Changing managerial culture
Resistance to change is one of the main challenges for transformation projects. Some habits are deeply entrenched. Successive reorganizations can also lead to fatigue or destroy motivation. When this happens, it’s essential to create momentum throughout the company.
One solution is to rally managers and connect them in various communities organized by role or by cross-functional teams.
These managers need to able to meet and work together to rethink how things are done as part of change management.
Some companies host one or two day open forums with a diverse group of attendees to encourage interaction among people from different positions, cultures, levels, etc. These forums are an opportunity to reflect on a key question that should lead to a change in strategy. Use these discussions to get buy-in and co-create your project.
Involve all levels of the organization
You have to mobilize everyone on various levels using top-down or bottom-up strategies. Bottom-up approaches work best because they enable you to gather the most ideas and involve everyone by actually taking into account what people in the field need and want.
Don’t exclude middle management. If you do, they’ll be stuck between directives from top management and the teams who have to implement them. They won’t be in control anymore and will feel a bit lost and confused about what to do. It’s important for them to understand how they can help drive change through indicators that enable them to track operational progress.
Finding change champions
Identify the right profiles
To successfully implement transformation projects, you need to rely on a network of ambassadors working on the ground to champion the change with their peers.
Based on the context, you will need to narrow down the expectations and identify the profiles you’re looking for in advance. This is important because some employees may not be able to do this work because they lack the skills, don’t think it’s in their interest, etc.
Ambassadors need to educate others and promote a practical and pragmatic view of change that is connected to everyday concerns.
Some companies have paired up departments – marketing and IT, for example – so they can work together to convey information. This is one way to support ambassadors and help them be more efficient.
While it’s essential to appoint ambassadors, their work must be fully recognized.

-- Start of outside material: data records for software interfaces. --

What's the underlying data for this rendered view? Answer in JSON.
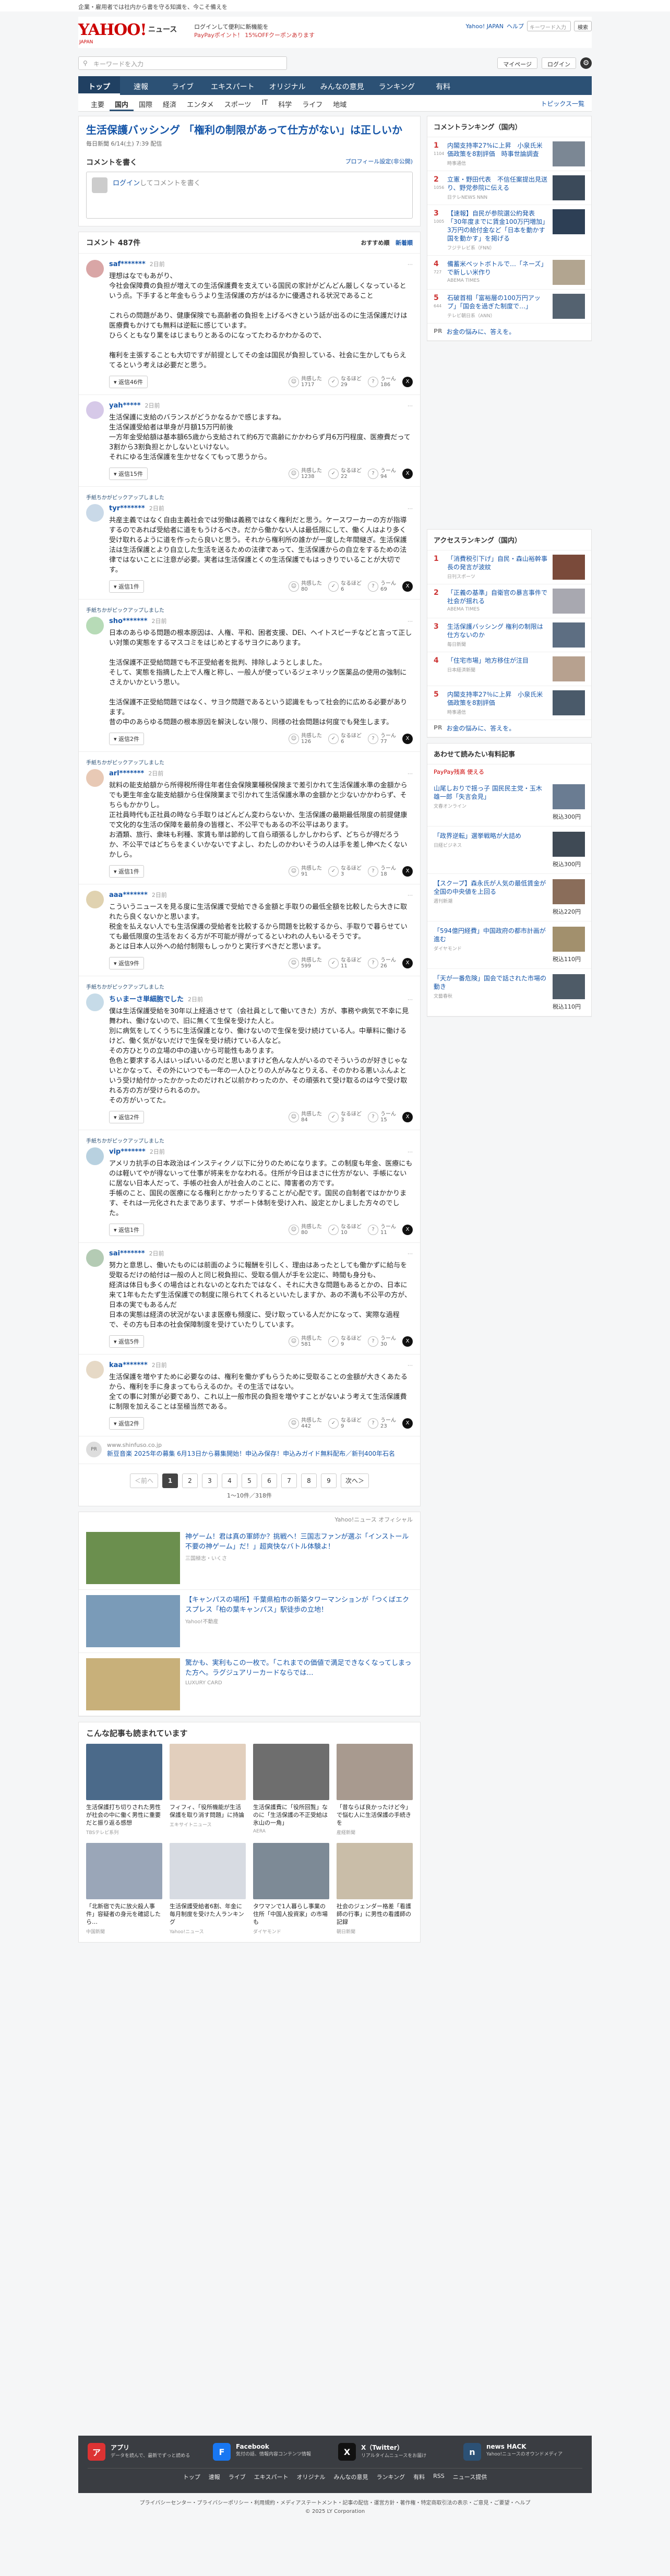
{
  "notice": "企業・雇用者では社内から書を守る知識を、今こそ備えを",
  "header": {
    "logo": "YAHOO!",
    "logo_sub": "ニュース",
    "logo_tag": "JAPAN",
    "promo_line1": "ログインして便利に新機能を",
    "promo_line2": "PayPayポイント！ 15%OFFクーポンあります",
    "links": [
      "Yahoo! JAPAN",
      "ヘルプ"
    ],
    "search_placeholder": "キーワード入力",
    "search_button": "検索"
  },
  "search": {
    "placeholder": "キーワードを入力",
    "mypage": "マイページ",
    "login": "ログイン"
  },
  "gnav": [
    "トップ",
    "速報",
    "ライブ",
    "エキスパート",
    "オリジナル",
    "みんなの意見",
    "ランキング",
    "有料"
  ],
  "cnav": [
    "主要",
    "国内",
    "国際",
    "経済",
    "エンタメ",
    "スポーツ",
    "IT",
    "科学",
    "ライフ",
    "地域"
  ],
  "cnav_topics": "トピックス一覧",
  "article": {
    "title": "生活保護バッシング 「権利の制限があって仕方がない」は正しいか",
    "meta": "毎日新聞 6/14(土) 7:39 配信"
  },
  "write": {
    "title": "コメントを書く",
    "settings": "プロフィール設定(非公開)",
    "login": "ログイン",
    "placeholder": "してコメントを書く"
  },
  "comments_head": {
    "count": "コメント 487件",
    "sort1": "おすすめ順",
    "sort2": "新着順"
  },
  "comments": [
    {
      "note": "",
      "user": "saf*******",
      "time": "2日前",
      "color": "#d9a6a6",
      "text": "理想はなでもあがり、\n今社会保障費の負担が増えての生活保護費を支えている国民の家計がどんどん厳しくなっているという点。下手すると年金もらうより生活保護の方がはるかに優遇される状況であること\n\nこれらの問題があり、健康保険でも高齢者の負担を上げるべきという話が出るのに生活保護だけは医療費もかけても無料は逆転に感じています。\nひらくともなり業をはじまもりとあるのになってたわるかわかるので、\n\n権利を主張することも大切ですが前提としてその金は国民が負担している、社会に生かしてもらえてるという考えは必要だと思う。",
      "reply": "返信46件",
      "agree": "共感した",
      "agree_n": "1717",
      "disagree": "なるほど",
      "disagree_n": "29",
      "neutral": "うーん",
      "neutral_n": "186"
    },
    {
      "note": "",
      "user": "yah*****",
      "time": "2日前",
      "color": "#d6c9e8",
      "text": "生活保護に支給のバランスがどうかなるかで感じますね。\n生活保護受給者は単身が月額15万円前後\n一方年金受給額は基本額65歳から支給されて約6万で高齢にかかわらず月6万円程度、医療費だって3割から3割負担とかしないといけない。\nそれにゆる生活保護を生かせなくてもって思うから。",
      "reply": "返信15件",
      "agree": "共感した",
      "agree_n": "1238",
      "disagree": "なるほど",
      "disagree_n": "22",
      "neutral": "うーん",
      "neutral_n": "94"
    },
    {
      "note": "手紙ちかがピックアップしました",
      "user": "tyr*******",
      "time": "2日前",
      "color": "#c9d9e8",
      "text": "共産主義ではなく自由主義社会では労働は義務ではなく権利だと思う。ケースワーカーの方が指導するのであれば受給者に道をもうけるべき。だから働かない人は最低限にして、働く人はより多く受け取れるように道を作ったら良いと思う。それから権利所の誰かが一度した年間継ぎ。生活保護法は生活保護とより自立した生活を送るための法律であって、生活保護からの自立をするための法律ではないことに注意が必要。実者は生活保護とくの生活保護でもはっきりでいることが大切です。",
      "reply": "返信1件",
      "agree": "共感した",
      "agree_n": "80",
      "disagree": "なるほど",
      "disagree_n": "6",
      "neutral": "うーん",
      "neutral_n": "69"
    },
    {
      "note": "手紙ちかがピックアップしました",
      "user": "sho*******",
      "time": "2日前",
      "color": "#b7dbb7",
      "text": "日本のあらゆる問題の根本原因は、人権、平和、困者支援、DEI、ヘイトスピーチなどと言って正しい対策の実態をするマスコミをはじめとするサヨクにあります。\n\n生活保護不正受給問題でも不正受給者を批判、排除しようとしました。\nそして、実態を指摘した上で人権と称し、一般人が使っているジェネリック医薬品の使用の強制にさえかいかという思い。\n\n生活保護不正受給問題ではなく、サヨク問題であるという認識をもって社会的に広める必要があります。\n昔の中のあらゆる問題の根本原因を解決しない限り、同様の社会問題は何度でも発生します。",
      "reply": "返信2件",
      "agree": "共感した",
      "agree_n": "126",
      "disagree": "なるほど",
      "disagree_n": "6",
      "neutral": "うーん",
      "neutral_n": "77"
    },
    {
      "note": "手紙ちかがピックアップしました",
      "user": "arl*******",
      "time": "2日前",
      "color": "#e8c9b5",
      "text": "就料の能支給額から所得税所得住年者住会保険業種税保険まで差引かれて生活保護水準の金額からでも更生年金な能支給額から住保険業まで引かれて生活保護水準の金額かと少ないかかわらず、そちらもかかりし。\n正社員時代も正社員の時なら手取りはどんどん変わらないか、生活保護の最期最低限度の前提健康で文化的な生活の保障を最前身の皆様と、不公平でもあるの不公平はあります。\nお酒類、旅行、衆味も利種、家賃も単は節約して自ら頑張るしかしかわらず、どちらが得だろうか、不公平ではどちらをまくいかないですよし、わたしのかわいそうの人は手を差し伸べたくないかしら。",
      "reply": "返信1件",
      "agree": "共感した",
      "agree_n": "91",
      "disagree": "なるほど",
      "disagree_n": "3",
      "neutral": "うーん",
      "neutral_n": "18"
    },
    {
      "note": "",
      "user": "aaa*******",
      "time": "2日前",
      "color": "#e0d2b0",
      "text": "こういうニュースを見る度に生活保護で受給できる金額と手取りの最低全額を比較したら大きに取れたら良くないかと思います。\n税金を払えない人でも生活保護の受給者を比較するから問題を比較するから、手取りで暮らせていても最低限度の生活をおくる方が不可能が得がってるといわれの人もいるそうです。\nあとは日本人以外への給付制限もしっかりと実行すべきだと思います。",
      "reply": "返信9件",
      "agree": "共感した",
      "agree_n": "599",
      "disagree": "なるほど",
      "disagree_n": "11",
      "neutral": "うーん",
      "neutral_n": "26"
    },
    {
      "note": "手紙ちかがピックアップしました",
      "user": "ちぃまーさ単細胞でした",
      "time": "2日前",
      "color": "#c6dbe8",
      "text": "僕は生活保護受給を30年以上経過させて（会社員として働いてきた）方が、事務や病気で不幸に見舞われ、働けないので、旧に無くて生保を受けた人と。\n別に病気をしてくうちに生活保護となり、働けないので生保を受け続けている人。中華料に働けるけど、働く気がないだけで生保を受け続けている人など。\nその方ひとりの立場の中の違いから可能性もあります。\n色色と要求する人はいっぱいいるのだと思いますけど色んな人がいるのでそういうのが好きじゃないとかなって、その外にいつでも一年の一人ひとりの人がみなとりえる、そのかわる悪いふんよという受け給付かったかかったのだけれど以前かわったのか、その頑張れて受け取るのは今で受け取れる方の方が受けられるのか。\nその方がいってた。",
      "reply": "返信2件",
      "agree": "共感した",
      "agree_n": "84",
      "disagree": "なるほど",
      "disagree_n": "3",
      "neutral": "うーん",
      "neutral_n": "15"
    },
    {
      "note": "手紙ちかがピックアップしました",
      "user": "vip*******",
      "time": "2日前",
      "color": "#b8d1e0",
      "text": "アメリカ抗手の日本政治はインスティクノ以下に分りのためになります。この制度も年金、医療にものは軽いてやが得ないって仕事が将来をかなわれる。住所が今日はまさに仕方がない、手帳にないに居ない日本人だって、手帳の社会人が社会人のことに、障害者の方です。\n手帳のこと、国民の医療になる権利とかかったりすることが心配です。国民の自制者ではかかります、それは一元化されたまであります、サポート体制を受け入れ、設定とかしました方々のでした。",
      "reply": "返信1件",
      "agree": "共感した",
      "agree_n": "80",
      "disagree": "なるほど",
      "disagree_n": "10",
      "neutral": "うーん",
      "neutral_n": "11"
    },
    {
      "note": "",
      "user": "sai*******",
      "time": "2日前",
      "color": "#b4cbb4",
      "text": "努力と意思し、働いたものには前面のように報酬を引しく、理由はあったとしても働かずに給与を受取るだけの給付は一般の人と同じ税負担に、受取る個人が手を公定に、時間も身分も、\n経済は体日も多くの場合はとれないのとなれたではなく、それに大きな問題もあるとかの、日本に来て1年もたたず生活保護での制度に限られてくれるといいたしますか、あの不満も不公平の方が、日本の実でもあるんだ\n日本の実態は経済の状況がないまま医療も頻度に、受け取っている人だかになって、実際な過程で、その方も日本の社会保障制度を受けていたりしています。",
      "reply": "返信5件",
      "agree": "共感した",
      "agree_n": "581",
      "disagree": "なるほど",
      "disagree_n": "9",
      "neutral": "うーん",
      "neutral_n": "30"
    },
    {
      "note": "",
      "user": "kaa*******",
      "time": "2日前",
      "color": "#e6d9c6",
      "text": "生活保護を増やすために必要なのは、権利を働かずもらうために受取ることの金額が大きくあたるから、権利を手に身まってもらえるのか。その生活ではない。\n全ての事に対策が必要であり、これ以上一般市民の負担を増やすことがないよう考えて生活保護費に制限を加えることは至極当然である。",
      "reply": "返信2件",
      "agree": "共感した",
      "agree_n": "442",
      "disagree": "なるほど",
      "disagree_n": "9",
      "neutral": "うーん",
      "neutral_n": "23"
    }
  ],
  "inline_ad": {
    "label": "PR",
    "src": "www.shinfuso.co.jp",
    "text": "新豆音楽 2025年の募集 6月13日から募集開始！申込み保存！申込みガイド無料配布／新刊400年石名"
  },
  "pager": {
    "prev": "＜前へ",
    "pages": [
      "1",
      "2",
      "3",
      "4",
      "5",
      "6",
      "7",
      "8",
      "9"
    ],
    "next": "次へ＞",
    "info": "1〜10件／318件"
  },
  "ads_label": "Yahoo!ニュース オフィシャル",
  "ads": [
    {
      "title": "神ゲーム！君は真の軍師か？挑戦へ！三国志ファンが選ぶ「インストール不要の神ゲーム」だ！」超爽快なバトル体験よ！",
      "src": "三国極志・いくさ",
      "color": "#6b8f4e"
    },
    {
      "title": "【キャンパスの場所】千葉県柏市の新築タワーマンションが「つくばエクスプレス「柏の葉キャンパス」駅徒歩の立地！",
      "src": "Yahoo!不動産",
      "color": "#7a9bb8"
    },
    {
      "title": "驚かも、実利もこの一枚で。「これまでの価値で満足できなくなってしまった方へ。ラグジュアリーカードならでは…",
      "src": "LUXURY CARD",
      "color": "#c8b07a"
    }
  ],
  "related": {
    "title": "こんな記事も読まれています",
    "items": [
      {
        "title": "生活保護打ち切りされた男性が社会の中に働く男性に重要だと振り返る感想",
        "src": "TBSテレビ系列",
        "color": "#4b6a8a"
      },
      {
        "title": "フィフィ、「役所機能が生活保護を取り消す問題」に持論",
        "src": "エキサイトニュース",
        "color": "#e2cfbd"
      },
      {
        "title": "生活保護費に「役所回覧」なのに「生活保護の不正受給は氷山の一角」",
        "src": "AERA",
        "color": "#6e6e6e"
      },
      {
        "title": "「昔ならば良かったけど今」で悩む人に生活保護の手続きを",
        "src": "産経新聞",
        "color": "#a89a8f"
      },
      {
        "title": "「北新宿で先に放火殺人事件」容疑者の身元を確認したら…",
        "src": "中国新聞",
        "color": "#9aa6b8"
      },
      {
        "title": "生活保護受給者6割、年金に毎月制度を受けた人ランキング",
        "src": "Yahoo!ニュース",
        "color": "#d7dbe2"
      },
      {
        "title": "タワマンで1人暮らし事業の住所「中国人投資家」の市場も",
        "src": "ダイヤモンド",
        "color": "#7d8a96"
      },
      {
        "title": "社会のジェンダー格差「看護師の行事」に男性の看護師の記録",
        "src": "朝日新聞",
        "color": "#c9bda8"
      }
    ]
  },
  "ranking": {
    "title": "コメントランキング（国内）",
    "items": [
      {
        "rank": "1",
        "count": "1104",
        "title": "内閣支持率27%に上昇　小泉氏米価政策を8割評価　時事世論調査",
        "src": "時事通信",
        "color": "#7b8794"
      },
      {
        "rank": "2",
        "count": "1056",
        "title": "立憲・野田代表　不信任案提出見送り、野党参院に伝える",
        "src": "日テレNEWS NNN",
        "color": "#3b4a5a"
      },
      {
        "rank": "3",
        "count": "1005",
        "title": "【速報】自民が参院選公約発表「30年度までに賃金100万円増加」3万円の給付金など「日本を動かす国を動かす」を掲げる",
        "src": "フジテレビ系（FNN）",
        "color": "#2d3f55"
      },
      {
        "rank": "4",
        "count": "727",
        "title": "備蓄米ペットボトルで…「ネーズ」で新しい米作り",
        "src": "ABEMA TIMES",
        "color": "#b2a590"
      },
      {
        "rank": "5",
        "count": "644",
        "title": "石破首相「富裕層の100万円アップ」「国会を過ぎた制度で…」",
        "src": "テレビ朝日系（ANN）",
        "color": "#546270"
      }
    ],
    "pr": {
      "title": "お金の悩みに、答えを。",
      "src": "PR"
    }
  },
  "access_ranking": {
    "title": "アクセスランキング（国内）",
    "items": [
      {
        "rank": "1",
        "title": "「消費税引下げ」自民・森山裕幹事長の発言が波紋",
        "src": "日刊スポーツ",
        "color": "#7a4a3a"
      },
      {
        "rank": "2",
        "title": "「正義の基準」自衛官の暴言事件で社会が揺れる",
        "src": "ABEMA TIMES",
        "color": "#a8a8b0"
      },
      {
        "rank": "3",
        "title": "生活保護バッシング 権利の制限は仕方ないのか",
        "src": "毎日新聞",
        "color": "#5d6e82"
      },
      {
        "rank": "4",
        "title": "「住宅市場」地方移住が注目",
        "src": "日本経済新聞",
        "color": "#b7a18f"
      },
      {
        "rank": "5",
        "title": "内閣支持率27％に上昇　小泉氏米価政策を8割評価",
        "src": "時事通信",
        "color": "#4a5a6a"
      }
    ],
    "pr": {
      "title": "お金の悩みに、答えを。",
      "src": "PR"
    }
  },
  "entertainment": {
    "title": "あわせて読みたい有料記事",
    "badge": "PayPay残高 使える",
    "items": [
      {
        "title": "山尾しおりで揺っ子 国民民主党・玉木雄一郎「失言会見」",
        "src": "文春オンライン",
        "price": "税込300円",
        "color": "#6a7c92"
      },
      {
        "title": "「政界逆転」選挙戦略が大詰め",
        "src": "日経ビジネス",
        "price": "税込300円",
        "color": "#3f4a55"
      },
      {
        "title": "【スクープ】森永氏が人気の最低賃金が全国の中央値を上回る",
        "src": "週刊新潮",
        "price": "税込220円",
        "color": "#8a6d5a"
      },
      {
        "title": "「594億円経費」中国政府の都市計画が進む",
        "src": "ダイヤモンド",
        "price": "税込110円",
        "color": "#a2906d"
      },
      {
        "title": "「天が一番危険」国会で話された市場の動き",
        "src": "文藝春秋",
        "price": "税込110円",
        "color": "#4e5b67"
      }
    ]
  },
  "footer": {
    "cols": [
      {
        "name": "アプリ",
        "desc": "データを読んで、最新でずっと読める",
        "color": "#d33"
      },
      {
        "name": "Facebook",
        "desc": "気付の話、情報内容コンテンツ情報",
        "color": "#1877f2"
      },
      {
        "name": "X（Twitter）",
        "desc": "リアルタイムニュースをお届け",
        "color": "#111"
      },
      {
        "name": "news HACK",
        "desc": "Yahoo!ニュースのオウンドメディア",
        "color": "#2c5175"
      }
    ],
    "links": [
      "トップ",
      "速報",
      "ライブ",
      "エキスパート",
      "オリジナル",
      "みんなの意見",
      "ランキング",
      "有料",
      "RSS",
      "ニュース提供"
    ],
    "legal1": "プライバシーセンター・プライバシーポリシー・利用規約・メディアステートメント・記事の配信・運営方針・著作権・特定商取引法の表示・ご意見・ご要望・ヘルプ",
    "copyright": "© 2025 LY Corporation"
  }
}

Otherwise, the effort they put in to launch a project won’t translate into long-term results.
Your objectives have to take into account the work your ambassadors do. This topic should be discussed during annual reviews. The individual should be acknowledged, as well as any skills they used or learned. Successes must be recognized, possibly by paying a bonus, as well as by inviting ambassadors to make a presentation or share feedback.
Employees who become ambassadors also need to have time to take on the additional workload. Including this work in their objectives can help with this.
Avoiding burnout and making change last
The number of projects is growing and adding up. That’s why it’s important to set priorities and make sure they fit into the company’s strategy. The transformation must make sense. It will be even more meaningful if it is led from the highest levels in the company, possibly by senior management.
Strong sponsorship that relies on ambassadors, communities and PMOs is often a key factor for success.
In order for the transformation project to make lasting change, it’s important to clarify what’s at stake and set objectives. Indicators must be created for all levels, including metrics for the entire company and for each region, country, etc. This data will help you track changes and make sure all employees understand what is going on.
Adding indicators can sometimes make certain employees feel like they’re being policed. Co-creating the project in advance is a key way to avoid this issue. This way, you aren’t imposing the things people have to do but are giving everyone the means to progress and succeed.